An annuity is a financial product that you can use in your retirement
or estate planning. You can purchase an annuity in advance of
retirement, and then receive a steady stream of income from the annuity
after you retire. There are many types of annuities, and many opinions
regarding annuities, so discuss this option with your financial planner
and/or insurance agent before investing.
There is one unique option in which you can use an annuity as a tool
for making a charitable donation. This option is called a Charitable
Gift Annuity (CGA). A CGA is established when you fund the annuity with
your own assets, but give the annuity to a charitable organization. As
with other annuities, a stream of income is paid to you, your spouse, or
other designated person, but in the end, the remainder of the fund's
value is given to your designated charity instead of going to the
insurance company. In short, this is an annuity that provides a
charitable gift in the end. CGAs can be particularly appealing to people
who have appreciated assets and want to avoid capital gains taxes.
Here are a couple of examples:
Example 1: When
they were younger, John and Susan purchased stock in ABC Company for
$10,000. That stock has now grown to a value of $40,000. They realize if
they sell the stock, they will be faced with some substantial capital
gains. They decide to transfer the stock to a Charitable Gift Annuity.
The charitable donation qualifies John and Susan for a tax deduction,
and they avoid paying capital gains taxes.
The annuity is designed to provide quarterly payments which will
continue throughout the lives of both John and Susan. After both of them
die, they have designated the remaining value of the annuity to be
split between their church and KML. This arrangement could help reduce
probate costs and estate taxes, and is a wonderful way to support the
Example 2: James
is a widower with one adult daughter, Sharon. James is ready to retire
and wants to sell his farm to a local developer. The value of his land
has increased dramatically, so he expects a large windfall of cash.
James lives fairly modestly, and doesn't really need additional income
to sustain his current lifestyle. He also wants to provide a continuous
income for Sharon in her later years rather than leaving it all to her
at his death.
James works with an attorney and the KML Foundation to set up a
Charitable Gift Annuity. He designates Sharon as the sole annuitant with
annual payments starting when she turns 60 years old. With this
arrangement Sharon will receive regular payments from age 60 until she
dies. Upon her death, the remaining assets go to the KML Foundation.
That money will become part of the Foundation's endowment, and the
interest that is earned will be used to support tuition assistance and
other Foundation projects.
As with any investment option, it
is always wise to consult with professionals who can advise you and
design a plan that meets your financial and philanthropic goals.
To discuss a planned gift to KML, contact your KML Estate Plan and Deferred Gift Counselor,

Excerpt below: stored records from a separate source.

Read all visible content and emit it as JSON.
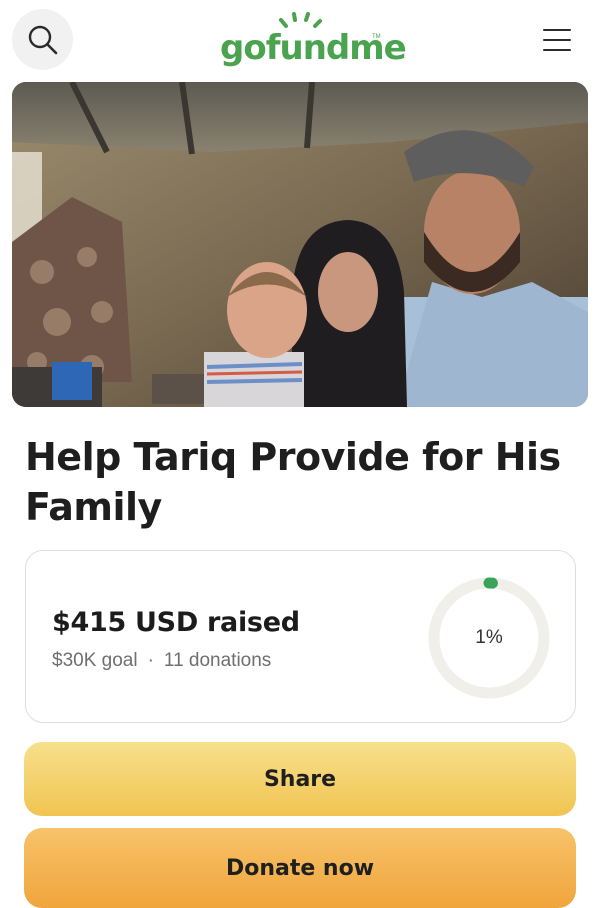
{
  "header": {
    "logo_text": "gofundme",
    "logo_tm": "TM",
    "search_icon": "search-icon",
    "menu_icon": "hamburger-menu-icon"
  },
  "campaign": {
    "title": "Help Tariq Provide for His Family",
    "hero_image": "family-photo"
  },
  "progress": {
    "raised": "$415 USD raised",
    "goal": "$30K goal",
    "separator": "·",
    "donations": "11 donations",
    "percent_label": "1%",
    "percent_value": 1,
    "ring_color": "#f0efe9",
    "fill_color": "#3aa35a"
  },
  "actions": {
    "share_label": "Share",
    "donate_label": "Donate now"
  },
  "colors": {
    "brand": "#4aa34f",
    "share_button": "#f4d26e",
    "donate_button": "#f2b04d"
  }
}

Paul Snamiska, at 262-677-4051 x1116 or email@example.com.
The information that is provided on this site is for educational purposes only. Consult your personal tax consultant, attorney, or financial planner for specifics that apply to your personal situation.